Exercise requirements: In the material below, find every line containing the string "content" and return it.

--- Data in this exercise Enclosed Below ---

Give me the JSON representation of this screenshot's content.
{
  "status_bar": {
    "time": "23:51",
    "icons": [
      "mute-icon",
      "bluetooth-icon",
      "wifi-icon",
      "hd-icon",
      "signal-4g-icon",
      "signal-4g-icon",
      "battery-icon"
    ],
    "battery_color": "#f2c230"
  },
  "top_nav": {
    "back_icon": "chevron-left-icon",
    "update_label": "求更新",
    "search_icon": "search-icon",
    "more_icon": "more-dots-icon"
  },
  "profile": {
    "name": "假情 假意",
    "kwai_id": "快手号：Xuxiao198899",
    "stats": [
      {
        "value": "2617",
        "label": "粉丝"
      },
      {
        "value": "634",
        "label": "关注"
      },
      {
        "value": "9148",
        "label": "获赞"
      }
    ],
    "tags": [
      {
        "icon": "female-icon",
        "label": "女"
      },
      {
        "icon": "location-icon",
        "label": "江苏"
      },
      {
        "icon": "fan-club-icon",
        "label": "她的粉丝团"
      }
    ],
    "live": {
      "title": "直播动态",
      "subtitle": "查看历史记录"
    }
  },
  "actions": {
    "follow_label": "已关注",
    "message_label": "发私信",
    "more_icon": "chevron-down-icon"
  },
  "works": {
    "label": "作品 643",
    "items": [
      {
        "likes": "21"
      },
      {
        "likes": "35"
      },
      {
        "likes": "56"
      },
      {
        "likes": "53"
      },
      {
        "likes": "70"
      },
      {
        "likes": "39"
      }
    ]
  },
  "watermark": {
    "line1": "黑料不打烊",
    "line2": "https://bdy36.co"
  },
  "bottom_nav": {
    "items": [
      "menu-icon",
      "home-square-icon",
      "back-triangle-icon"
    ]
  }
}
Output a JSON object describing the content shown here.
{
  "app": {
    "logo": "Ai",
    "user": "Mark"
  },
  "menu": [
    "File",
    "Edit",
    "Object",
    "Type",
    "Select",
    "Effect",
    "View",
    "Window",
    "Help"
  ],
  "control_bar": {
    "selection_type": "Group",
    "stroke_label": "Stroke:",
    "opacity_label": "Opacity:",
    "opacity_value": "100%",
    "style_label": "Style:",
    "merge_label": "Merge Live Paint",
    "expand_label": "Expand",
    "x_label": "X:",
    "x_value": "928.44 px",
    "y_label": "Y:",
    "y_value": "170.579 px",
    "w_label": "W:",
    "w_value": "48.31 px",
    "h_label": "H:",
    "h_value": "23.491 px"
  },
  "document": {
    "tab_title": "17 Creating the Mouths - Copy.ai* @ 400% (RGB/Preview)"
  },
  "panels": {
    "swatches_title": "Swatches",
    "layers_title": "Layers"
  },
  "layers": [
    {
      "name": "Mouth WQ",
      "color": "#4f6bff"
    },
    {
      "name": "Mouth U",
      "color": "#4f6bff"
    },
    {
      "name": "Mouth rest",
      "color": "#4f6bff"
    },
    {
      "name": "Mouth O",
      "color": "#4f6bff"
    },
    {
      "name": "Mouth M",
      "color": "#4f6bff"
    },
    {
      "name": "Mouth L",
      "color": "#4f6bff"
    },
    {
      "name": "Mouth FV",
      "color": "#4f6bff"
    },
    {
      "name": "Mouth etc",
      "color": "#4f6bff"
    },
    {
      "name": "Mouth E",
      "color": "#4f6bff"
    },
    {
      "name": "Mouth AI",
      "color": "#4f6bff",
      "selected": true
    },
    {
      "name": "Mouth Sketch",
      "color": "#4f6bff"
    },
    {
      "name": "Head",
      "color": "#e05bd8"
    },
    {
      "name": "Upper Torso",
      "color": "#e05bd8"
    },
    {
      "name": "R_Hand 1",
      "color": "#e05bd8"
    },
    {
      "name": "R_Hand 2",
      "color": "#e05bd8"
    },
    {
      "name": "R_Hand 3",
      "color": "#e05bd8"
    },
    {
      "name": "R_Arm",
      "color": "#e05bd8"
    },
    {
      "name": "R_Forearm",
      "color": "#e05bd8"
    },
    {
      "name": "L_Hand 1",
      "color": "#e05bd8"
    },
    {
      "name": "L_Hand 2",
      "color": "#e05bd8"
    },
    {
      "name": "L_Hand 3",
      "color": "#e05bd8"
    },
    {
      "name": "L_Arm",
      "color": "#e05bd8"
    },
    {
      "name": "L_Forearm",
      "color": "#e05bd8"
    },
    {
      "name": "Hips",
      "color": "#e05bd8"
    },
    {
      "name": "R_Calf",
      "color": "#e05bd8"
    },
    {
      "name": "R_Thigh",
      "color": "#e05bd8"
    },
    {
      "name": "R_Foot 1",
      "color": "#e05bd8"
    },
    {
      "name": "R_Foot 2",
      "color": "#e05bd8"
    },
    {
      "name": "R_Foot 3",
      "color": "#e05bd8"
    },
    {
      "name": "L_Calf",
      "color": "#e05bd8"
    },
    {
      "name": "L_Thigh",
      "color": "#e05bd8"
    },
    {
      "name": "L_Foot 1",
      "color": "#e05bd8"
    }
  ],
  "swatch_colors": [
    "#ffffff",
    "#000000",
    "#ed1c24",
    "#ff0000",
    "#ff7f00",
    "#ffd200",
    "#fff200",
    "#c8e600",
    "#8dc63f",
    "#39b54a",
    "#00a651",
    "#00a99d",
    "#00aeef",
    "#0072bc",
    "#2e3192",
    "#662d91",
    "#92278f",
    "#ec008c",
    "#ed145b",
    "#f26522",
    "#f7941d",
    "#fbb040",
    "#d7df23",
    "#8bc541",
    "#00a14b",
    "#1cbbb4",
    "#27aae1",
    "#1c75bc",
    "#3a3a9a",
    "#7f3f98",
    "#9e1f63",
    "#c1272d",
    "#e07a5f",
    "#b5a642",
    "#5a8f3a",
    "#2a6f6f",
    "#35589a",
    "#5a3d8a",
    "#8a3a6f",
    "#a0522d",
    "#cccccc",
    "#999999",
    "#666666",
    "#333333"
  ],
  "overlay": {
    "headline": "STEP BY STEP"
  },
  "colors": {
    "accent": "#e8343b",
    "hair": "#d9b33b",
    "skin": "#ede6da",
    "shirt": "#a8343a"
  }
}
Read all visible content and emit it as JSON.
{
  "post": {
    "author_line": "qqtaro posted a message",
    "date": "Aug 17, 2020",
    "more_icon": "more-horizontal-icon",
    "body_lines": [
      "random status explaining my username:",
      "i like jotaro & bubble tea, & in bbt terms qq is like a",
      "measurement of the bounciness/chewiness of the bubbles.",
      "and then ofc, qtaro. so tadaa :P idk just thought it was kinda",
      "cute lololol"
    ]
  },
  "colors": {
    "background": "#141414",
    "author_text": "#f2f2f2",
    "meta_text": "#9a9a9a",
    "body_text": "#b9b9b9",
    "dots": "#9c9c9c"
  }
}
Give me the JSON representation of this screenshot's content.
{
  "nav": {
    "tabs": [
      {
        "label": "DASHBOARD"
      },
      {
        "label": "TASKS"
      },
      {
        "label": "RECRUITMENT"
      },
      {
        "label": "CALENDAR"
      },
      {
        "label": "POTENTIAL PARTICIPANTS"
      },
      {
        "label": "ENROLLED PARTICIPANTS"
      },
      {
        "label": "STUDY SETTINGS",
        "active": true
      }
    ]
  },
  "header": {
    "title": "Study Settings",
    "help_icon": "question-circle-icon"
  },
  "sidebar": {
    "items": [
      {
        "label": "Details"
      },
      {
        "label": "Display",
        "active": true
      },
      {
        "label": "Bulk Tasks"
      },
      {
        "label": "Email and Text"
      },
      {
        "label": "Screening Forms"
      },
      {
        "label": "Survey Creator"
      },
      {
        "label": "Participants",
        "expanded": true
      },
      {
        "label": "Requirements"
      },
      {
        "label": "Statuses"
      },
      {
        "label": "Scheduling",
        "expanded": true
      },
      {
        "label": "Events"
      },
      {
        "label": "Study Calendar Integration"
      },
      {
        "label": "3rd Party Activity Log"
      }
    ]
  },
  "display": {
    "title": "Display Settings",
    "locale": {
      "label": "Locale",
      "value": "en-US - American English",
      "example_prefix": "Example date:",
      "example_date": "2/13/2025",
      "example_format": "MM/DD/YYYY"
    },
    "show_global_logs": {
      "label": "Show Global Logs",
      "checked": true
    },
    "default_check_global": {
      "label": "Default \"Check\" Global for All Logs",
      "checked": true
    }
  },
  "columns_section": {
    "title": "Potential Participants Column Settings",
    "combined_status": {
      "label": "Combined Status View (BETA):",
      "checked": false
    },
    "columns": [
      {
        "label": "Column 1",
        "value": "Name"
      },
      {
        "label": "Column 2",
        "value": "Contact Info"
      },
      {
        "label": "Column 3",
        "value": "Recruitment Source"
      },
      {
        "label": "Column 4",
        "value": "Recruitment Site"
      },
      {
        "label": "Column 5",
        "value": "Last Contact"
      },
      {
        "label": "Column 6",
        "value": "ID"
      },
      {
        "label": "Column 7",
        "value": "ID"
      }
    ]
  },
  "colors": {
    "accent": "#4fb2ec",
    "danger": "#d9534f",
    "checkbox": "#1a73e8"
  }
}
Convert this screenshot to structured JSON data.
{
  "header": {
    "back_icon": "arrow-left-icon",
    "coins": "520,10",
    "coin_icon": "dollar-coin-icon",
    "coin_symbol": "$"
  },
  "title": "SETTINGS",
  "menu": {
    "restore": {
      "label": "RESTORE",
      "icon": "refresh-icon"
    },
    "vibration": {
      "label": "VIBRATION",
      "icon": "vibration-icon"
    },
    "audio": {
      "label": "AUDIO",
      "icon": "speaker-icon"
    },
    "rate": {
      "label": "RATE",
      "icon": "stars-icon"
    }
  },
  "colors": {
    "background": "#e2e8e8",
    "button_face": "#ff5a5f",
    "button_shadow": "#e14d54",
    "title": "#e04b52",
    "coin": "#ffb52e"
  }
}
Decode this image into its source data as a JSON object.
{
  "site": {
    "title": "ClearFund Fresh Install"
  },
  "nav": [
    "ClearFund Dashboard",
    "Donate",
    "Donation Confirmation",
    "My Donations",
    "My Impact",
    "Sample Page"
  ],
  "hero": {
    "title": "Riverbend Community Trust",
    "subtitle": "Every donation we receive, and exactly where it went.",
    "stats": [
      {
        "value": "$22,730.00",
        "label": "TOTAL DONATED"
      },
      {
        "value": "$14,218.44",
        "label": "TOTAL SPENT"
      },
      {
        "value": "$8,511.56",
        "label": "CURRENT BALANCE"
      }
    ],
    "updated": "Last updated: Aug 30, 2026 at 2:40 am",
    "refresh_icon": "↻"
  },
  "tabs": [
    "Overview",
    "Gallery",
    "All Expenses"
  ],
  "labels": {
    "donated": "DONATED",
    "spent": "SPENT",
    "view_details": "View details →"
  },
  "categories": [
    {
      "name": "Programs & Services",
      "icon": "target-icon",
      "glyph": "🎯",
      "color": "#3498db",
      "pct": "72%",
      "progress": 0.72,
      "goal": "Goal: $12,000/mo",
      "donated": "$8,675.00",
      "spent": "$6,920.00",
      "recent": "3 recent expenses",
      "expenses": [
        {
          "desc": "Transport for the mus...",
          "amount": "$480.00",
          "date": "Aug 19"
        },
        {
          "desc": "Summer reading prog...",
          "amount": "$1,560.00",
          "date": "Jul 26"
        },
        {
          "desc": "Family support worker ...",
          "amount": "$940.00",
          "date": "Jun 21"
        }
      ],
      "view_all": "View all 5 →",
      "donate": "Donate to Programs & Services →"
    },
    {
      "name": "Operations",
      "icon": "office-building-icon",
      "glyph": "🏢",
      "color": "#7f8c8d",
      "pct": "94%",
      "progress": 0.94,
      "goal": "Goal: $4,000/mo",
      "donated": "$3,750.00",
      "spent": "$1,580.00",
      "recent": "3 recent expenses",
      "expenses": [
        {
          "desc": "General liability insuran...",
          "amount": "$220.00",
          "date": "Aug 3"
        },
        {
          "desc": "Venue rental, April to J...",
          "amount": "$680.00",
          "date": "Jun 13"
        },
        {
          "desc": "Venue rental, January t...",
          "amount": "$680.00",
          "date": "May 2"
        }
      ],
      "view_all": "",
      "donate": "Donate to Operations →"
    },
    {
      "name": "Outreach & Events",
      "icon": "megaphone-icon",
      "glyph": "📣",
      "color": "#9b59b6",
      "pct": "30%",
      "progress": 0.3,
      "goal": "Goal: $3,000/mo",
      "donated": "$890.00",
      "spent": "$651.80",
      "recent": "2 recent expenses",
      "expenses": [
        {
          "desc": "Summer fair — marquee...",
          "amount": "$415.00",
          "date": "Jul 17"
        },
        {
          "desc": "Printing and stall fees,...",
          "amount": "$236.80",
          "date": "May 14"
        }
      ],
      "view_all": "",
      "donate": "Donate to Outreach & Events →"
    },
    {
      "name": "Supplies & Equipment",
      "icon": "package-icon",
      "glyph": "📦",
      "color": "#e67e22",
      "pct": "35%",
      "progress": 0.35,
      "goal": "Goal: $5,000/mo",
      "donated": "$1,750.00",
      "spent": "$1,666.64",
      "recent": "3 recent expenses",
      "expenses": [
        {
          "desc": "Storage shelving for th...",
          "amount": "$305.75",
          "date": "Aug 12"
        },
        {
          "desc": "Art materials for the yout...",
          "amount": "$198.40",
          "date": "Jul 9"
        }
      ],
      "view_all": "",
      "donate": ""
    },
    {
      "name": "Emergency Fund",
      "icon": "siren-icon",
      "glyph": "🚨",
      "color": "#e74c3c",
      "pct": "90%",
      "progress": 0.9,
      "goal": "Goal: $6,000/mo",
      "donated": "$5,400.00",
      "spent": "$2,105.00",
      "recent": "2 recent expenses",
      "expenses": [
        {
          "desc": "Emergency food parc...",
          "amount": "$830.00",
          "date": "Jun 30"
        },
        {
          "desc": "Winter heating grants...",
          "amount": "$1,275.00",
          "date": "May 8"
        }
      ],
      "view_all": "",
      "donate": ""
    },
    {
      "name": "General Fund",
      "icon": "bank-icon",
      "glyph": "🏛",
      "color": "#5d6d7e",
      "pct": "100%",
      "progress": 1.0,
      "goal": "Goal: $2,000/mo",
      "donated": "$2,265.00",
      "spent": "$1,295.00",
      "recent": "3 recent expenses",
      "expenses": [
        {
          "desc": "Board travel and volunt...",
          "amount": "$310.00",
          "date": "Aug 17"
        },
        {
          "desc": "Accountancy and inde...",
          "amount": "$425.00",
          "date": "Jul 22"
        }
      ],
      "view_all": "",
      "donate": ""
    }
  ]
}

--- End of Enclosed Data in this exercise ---

Response below:
Give me the JSON representation of this screenshot's content.
Output a JSON object describing the content shown here.
Read all visible content and emit it as JSON.
Give me the JSON representation of this screenshot's content.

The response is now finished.